USGS Quadrangles


Maps published by the USGS (U.S.  Geological Survey) have these advantages and disadvantages:




1. USGS maps are easy to obtain.


2. USGS maps are easy to follow.


3. Being topographic maps, they have indicators of elevation above sea level.  These take the form of contour lines, each line following the contour of the terrain at exactly the same elevation above sea level.  When you get the hang of reading these lines you can start seeing the third dimension, that is the vertical dimension, of the surrounding terrain.  For instance, when the lines are very close together they indicate a very steep slope.  The farther apart the lines are, the more gradual the slope is.


4. These maps cover the entire United States, every inch of it.  They cover quadrangles, or rectangular areas of the earth’s surface.


5. If you put two maps of adjacent territory together, they will line up perfectly.




1. They often provide only limited trail information.


2. Their information is not always up to date.


Commercial Maps



1. Commercial map companies offer topographic maps enhanced with highlighted features.

2. They may also offer custom maps covering popular areas with high visitation numbers.

3. They are updated quite regularly.


1. Their cost is usually higher.

2. They do not always cover some scenic areas that are worth seeing.

Local Maps



1. They may be obtained locally from national Parks, state Parks etc.


2. They will sometimes feature one particular trail.


3. It may cover a complete park or recreation area.


4. They often focus on such features as roads, trails and attractions.


5. Some of them are regularly updated.



1. They basically offer only two dimensional information, lacking the contour lines.


2. Usually they are small-scale with minimal detail.


Maps Produced from Software



1. You can customize your own maps to your specifications and scale.


2. You can insert notes, reminders and GPS coordinates.


3. You can print it on waterproof paper at home. 




1. The initial cost is usually higher.


2. You need to be fairly computer-savvy to produce them. 



So, for your next hike or backpacking trip you know you have more choices than just one.
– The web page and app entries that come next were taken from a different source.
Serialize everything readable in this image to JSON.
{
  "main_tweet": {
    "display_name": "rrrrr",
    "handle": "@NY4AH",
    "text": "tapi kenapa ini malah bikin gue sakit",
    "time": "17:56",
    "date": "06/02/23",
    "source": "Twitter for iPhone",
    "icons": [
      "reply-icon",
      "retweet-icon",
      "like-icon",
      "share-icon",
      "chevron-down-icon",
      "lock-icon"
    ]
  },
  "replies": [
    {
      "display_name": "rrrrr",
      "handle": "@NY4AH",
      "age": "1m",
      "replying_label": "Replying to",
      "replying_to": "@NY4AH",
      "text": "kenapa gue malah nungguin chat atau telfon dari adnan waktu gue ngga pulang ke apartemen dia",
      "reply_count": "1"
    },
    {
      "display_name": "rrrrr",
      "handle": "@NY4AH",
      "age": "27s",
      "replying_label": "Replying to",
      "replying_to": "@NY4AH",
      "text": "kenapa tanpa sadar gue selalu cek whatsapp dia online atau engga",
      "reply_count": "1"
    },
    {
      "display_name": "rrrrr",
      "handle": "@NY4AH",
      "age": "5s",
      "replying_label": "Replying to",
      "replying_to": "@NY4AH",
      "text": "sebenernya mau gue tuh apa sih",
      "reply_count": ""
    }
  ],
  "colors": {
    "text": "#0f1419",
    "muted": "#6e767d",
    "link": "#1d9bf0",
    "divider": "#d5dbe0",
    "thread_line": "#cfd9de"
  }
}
Choose wisely.


Flash floods are killers and they can come without much warning. Here are eight risk factors for flash floods. If you find yourself in any of these situations, be vigilant and have an exit plan in mind at all times.

1. Hiking in southwestern deserts.

2. Hiking in Low-lying areas.

3. Hiking in a wash.

4. Hiking along a dry riverbed.

5. Hiking along a streambed.

6. Hiking in a Narrow canyon or arroyo.

7. Hiking during a spring thaw.

8. A storm upstream, whether you are aware of it or not.

What else can you do to stay safe in a potential situation of flash flooding? Here is more information that can help: Great Outdoors Information: Flash Floods.